This robust free application is designed as a central point of access for locating Wisconsin Public Land Survey System (PLSS) corners for a variety of counties with access to related attribute information and metadata. Most appealing is the direct linkage, in many cases, to County websites for their corner tie sheets. Survey Control Finder has been endorsed by the Wisconsin County Surveyor’s Association as a vehicle representing statewide county collaborations for displaying and providing access of their progress towards the completion and maintenance of the PLSS in the state.
Survey Control Finder also provides export functions such as KML, Shapefile, CSV, and GeoJSON file formats.
Coordinates of PLSS corners
The ultimate goal is to obtain Survey Grade quality coordinates on all PLSS corners but it must also be understood, that for the current focus of parcel mapping in Wisconsin, alternate accuracies will suffice. The Wisconsin Land Information Program (WLIP) adopted the Survey Grade definition from the Wisconsin County Surveyors Association as part of their 2016 WLIP Strategic initiative Grant application; however, they acknowledged alternative precisions as follows:
– Sub-meter: point precision of 1 meter or better
– Approximate: point precision within 5 meters or coordinates derived from public records or other relevant information.
Survey Grade Definition: Coordinates collected under the direction of a Professional Land Surveyor, in a coordinate system allowed by 236.18(2), and obtained by means, methods and equipment capable of repeatable 2 centimeter or better precision.
Low-accuracy coordinate values can be derived from maps such as the USGS topo maps. A statewide digital version of these points has been compiled from the 1:24,000-scale map series into a GIS data layer called the LandNet which includes not only PLSS section corners and lines but further has been mathematically subdivided down to nominal 1/4 section polygons (nominally 40 acres each). Analysis by several county surveyors has found that LandNet coordinates are typically within 50 feet of their true positions. This level of accuracy meets standards for the USGS top maps.
For more information on coordinates and/or land surveying concerns contact the County Surveyor. (Prior to the 1990’s much of this work would have been done through traditional traverse work).
Original survey records and maps

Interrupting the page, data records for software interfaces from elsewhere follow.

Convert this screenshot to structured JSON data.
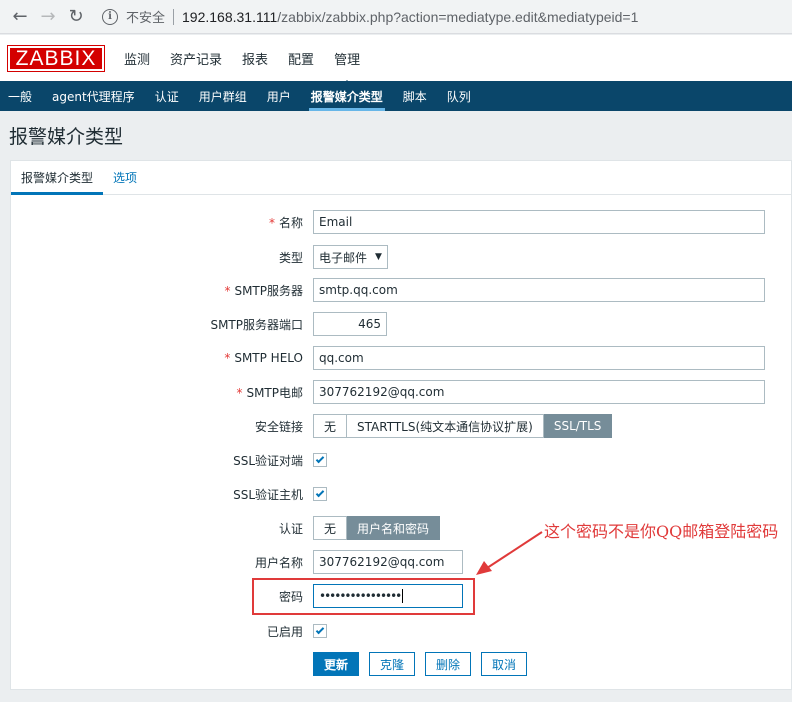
{
  "browser": {
    "insecure_label": "不安全",
    "url_host": "192.168.31.111",
    "url_path": "/zabbix/zabbix.php?action=mediatype.edit&mediatypeid=1"
  },
  "header": {
    "logo": "ZABBIX",
    "menu": [
      "监测",
      "资产记录",
      "报表",
      "配置",
      "管理"
    ]
  },
  "submenu": [
    "一般",
    "agent代理程序",
    "认证",
    "用户群组",
    "用户",
    "报警媒介类型",
    "脚本",
    "队列"
  ],
  "page_title": "报警媒介类型",
  "tabs": [
    "报警媒介类型",
    "选项"
  ],
  "form": {
    "name_label": "名称",
    "name_value": "Email",
    "type_label": "类型",
    "type_value": "电子邮件",
    "smtp_server_label": "SMTP服务器",
    "smtp_server_value": "smtp.qq.com",
    "smtp_port_label": "SMTP服务器端口",
    "smtp_port_value": "465",
    "smtp_helo_label": "SMTP HELO",
    "smtp_helo_value": "qq.com",
    "smtp_email_label": "SMTP电邮",
    "smtp_email_value": "307762192@qq.com",
    "security_label": "安全链接",
    "security_options": [
      "无",
      "STARTTLS(纯文本通信协议扩展)",
      "SSL/TLS"
    ],
    "security_selected": "SSL/TLS",
    "ssl_verify_peer_label": "SSL验证对端",
    "ssl_verify_peer_checked": true,
    "ssl_verify_host_label": "SSL验证主机",
    "ssl_verify_host_checked": true,
    "auth_label": "认证",
    "auth_options": [
      "无",
      "用户名和密码"
    ],
    "auth_selected": "用户名和密码",
    "username_label": "用户名称",
    "username_value": "307762192@qq.com",
    "password_label": "密码",
    "password_value": "••••••••••••••••",
    "enabled_label": "已启用",
    "enabled_checked": true
  },
  "buttons": {
    "update": "更新",
    "clone": "克隆",
    "delete": "删除",
    "cancel": "取消"
  },
  "annotation": "这个密码不是你QQ邮箱登陆密码",
  "colors": {
    "zabbix_red": "#d40000",
    "submenu_bg": "#0a466a",
    "primary_blue": "#0275b8",
    "annotation_red": "#e03a3a"
  }
}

The PLSS was put in place on the land by the federal government’s General Land Office (GLO). Surveyor’s hired by the GLO were required to record their work in notebooks of which only a few copies were made. These historical documents are maintained by the state’s Board of Commissioners of Public Lands (BCPL) and by the Wisconsin State Historical Society (SHS). (The GLO was later absorbed into the modern agency called the Bureau of Land Management (BLM) which today manages large areas of land in the western states, retains mineral rights to some lands in Wisconsin, and is the custodian of the “patents” which are the legal documents indicating conveyance of ownership from the Federal Government to the first private owner).
GLO Field notebooks

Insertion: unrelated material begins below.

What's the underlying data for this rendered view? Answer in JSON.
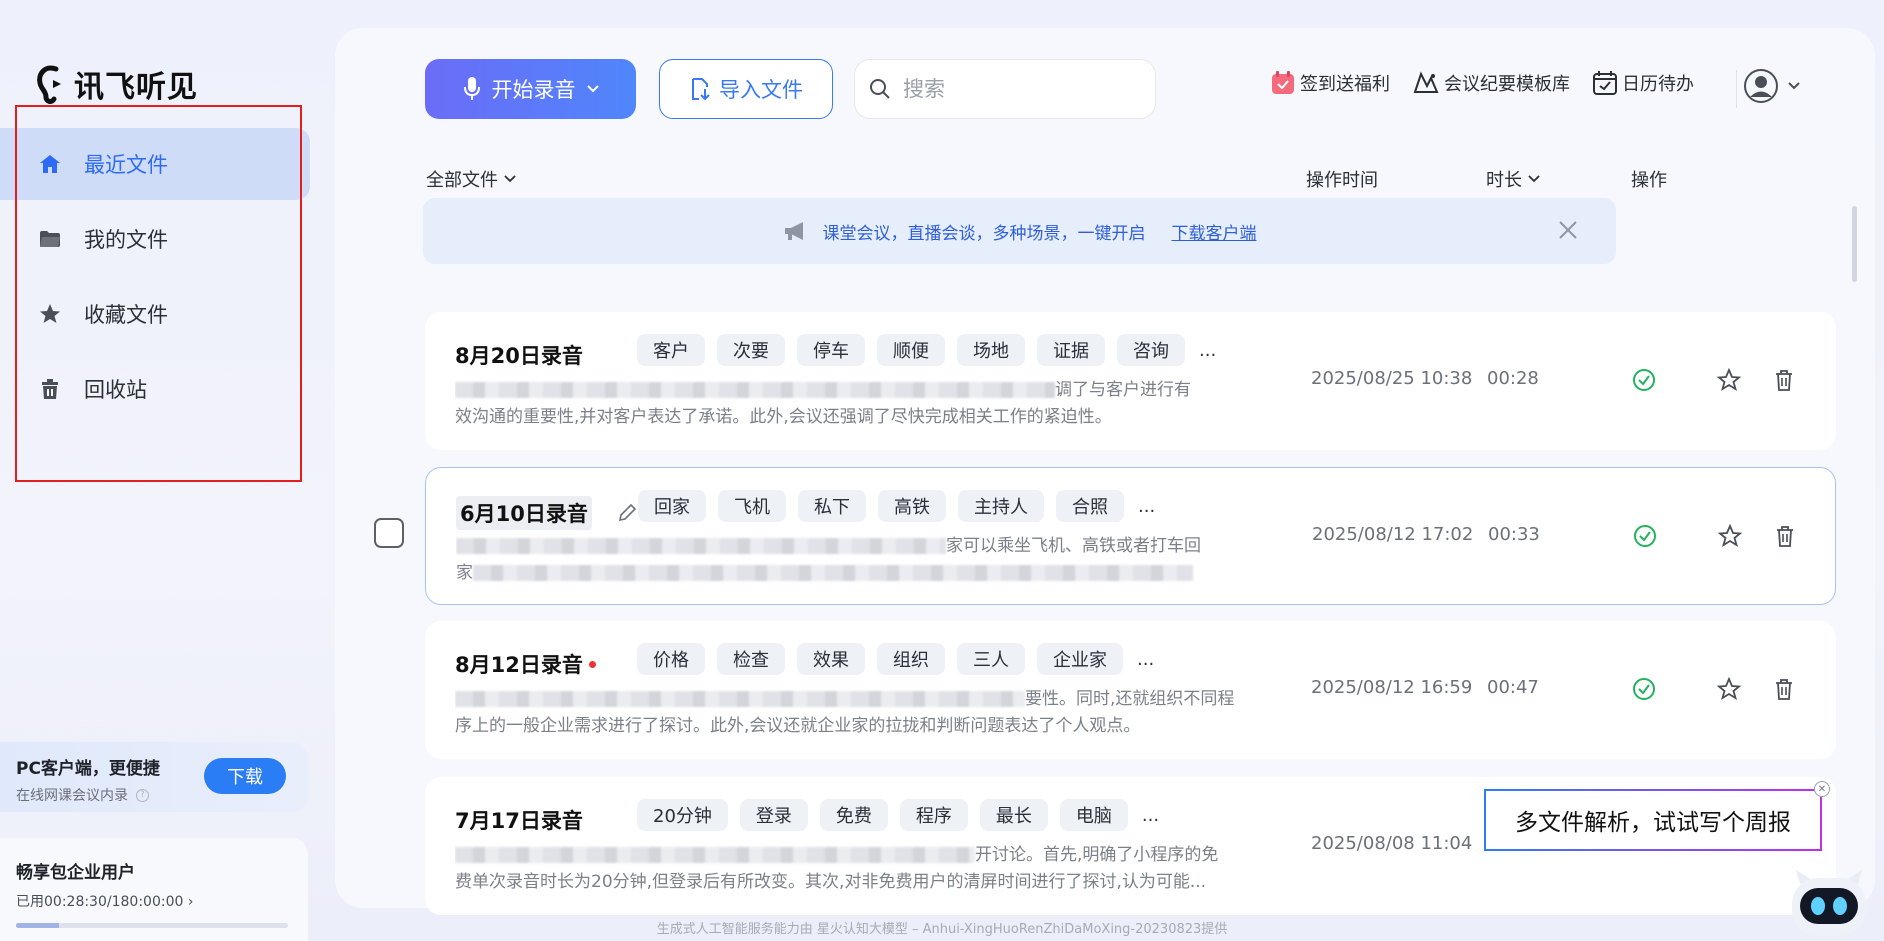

The notebook pages have been available as microfilm from the SHS and copies of these are known to exist in some county surveyor’ offices. A recent project involving BCPL has resulted in the digital scanning of all of the notebook pages.

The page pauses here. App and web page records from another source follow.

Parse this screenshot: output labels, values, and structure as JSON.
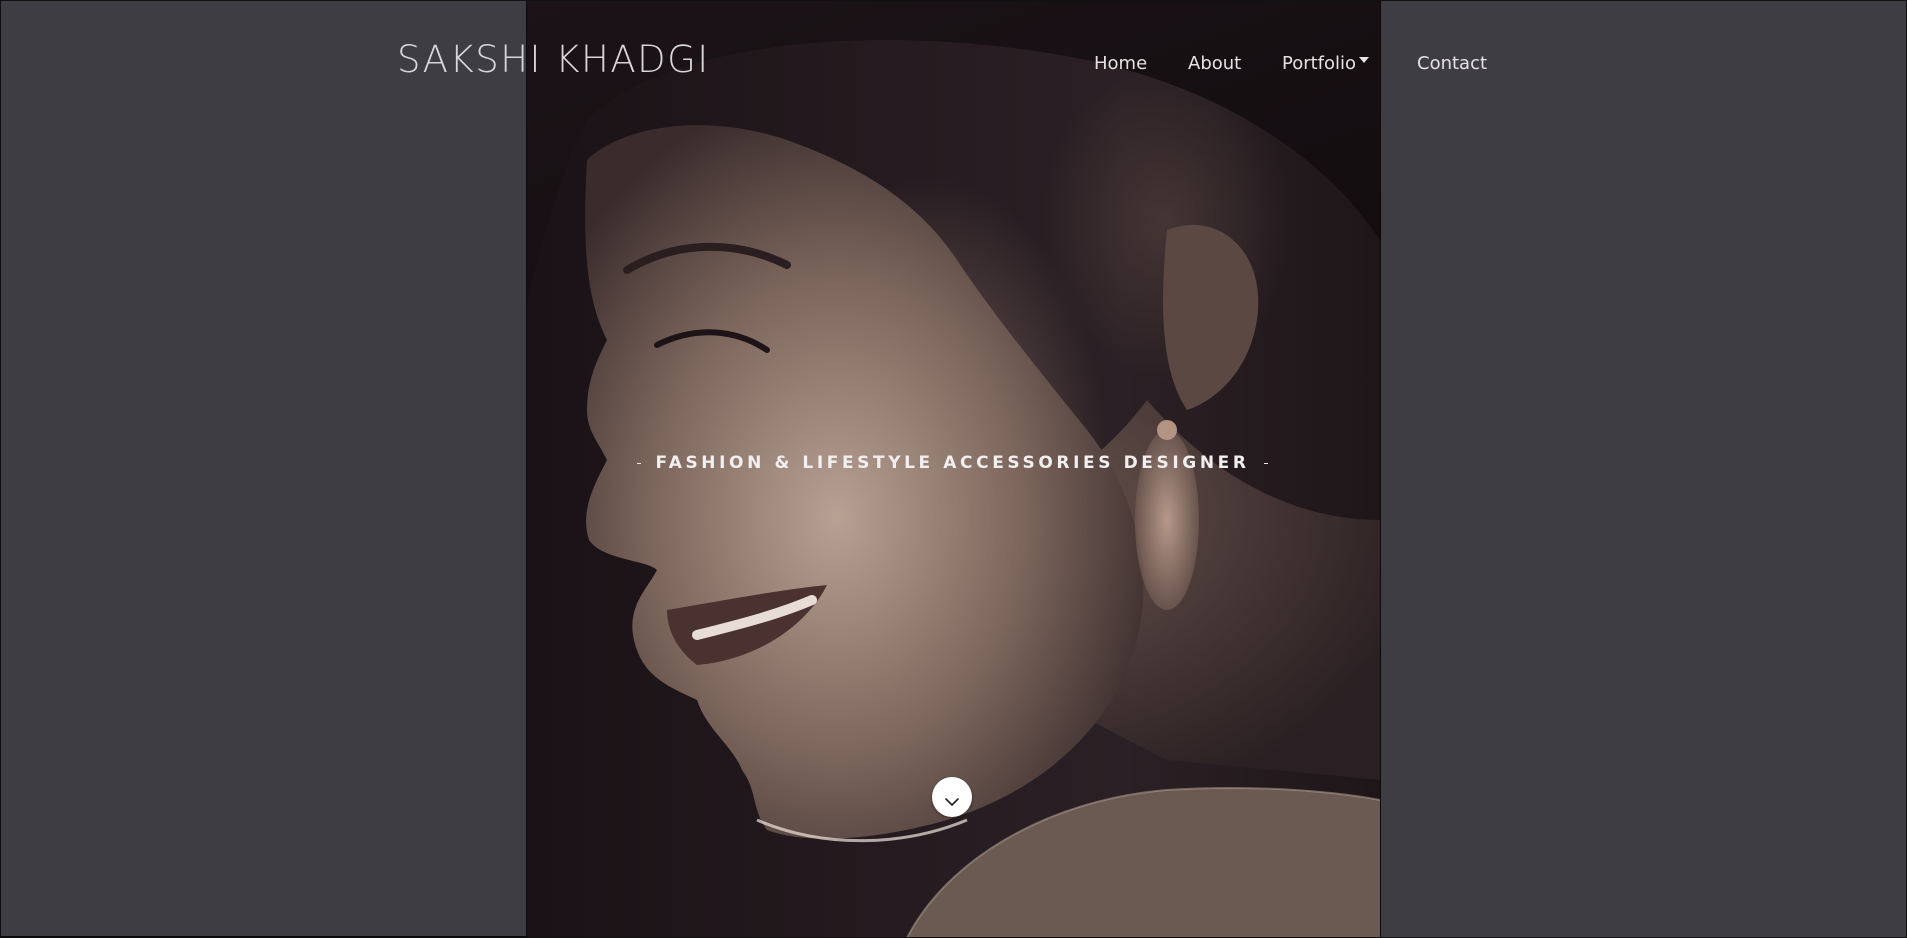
{
  "header": {
    "brand": "SAKSHI KHADGI",
    "nav": {
      "home": "Home",
      "about": "About",
      "portfolio": "Portfolio",
      "contact": "Contact"
    }
  },
  "hero": {
    "tagline": "FASHION & LIFESTYLE ACCESSORIES DESIGNER",
    "image": "portrait-photo",
    "scroll_icon": "chevron-down-icon"
  },
  "colors": {
    "page_background": "#3f3d44",
    "text_light": "#e6e2e4",
    "scroll_button": "#ffffff"
  }
}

GLO Plat maps
Shortly after the field surveys were completed in an area, the notebook contents were used by GLO staff in Chicago to draft plat maps showing the layout of the PLSS in context of noted geographical features such as rivers, lakes, trails, and settlements. These maps have been scanned by the BCPL and made available.
Records at National Archives office in Chicago
During the 1930’s, the Civilian Conservation Corps (CCC) did some field work in support of finding and/or marking of PLSS corners. These projects were primarily in northern forested areas, and the first place to search for records of this work is at the county courthouse. The State Archivist at the Wisconsin State Historical Society is a seconary source and can assist with searches of the National Archives.
Finding modern PLSS monuments in the field
Who to ask for advice; trespass issues
Professionals are the best source for assistance in locating PLSS monuments. Land surveyors work in private practice and many counties and cities have a staff surveyor. Each county has a land information office. Be aware that in reaching the location of some monuments you may be trespassing on private land.
If you become aware of a PLSS monument that has been disturbed, report this immediately to the county (surveyor or land information office) or municipality (surveyor or engineer). Do not attempt to “repair” or “restore” any such damage as you may actually make matters worse.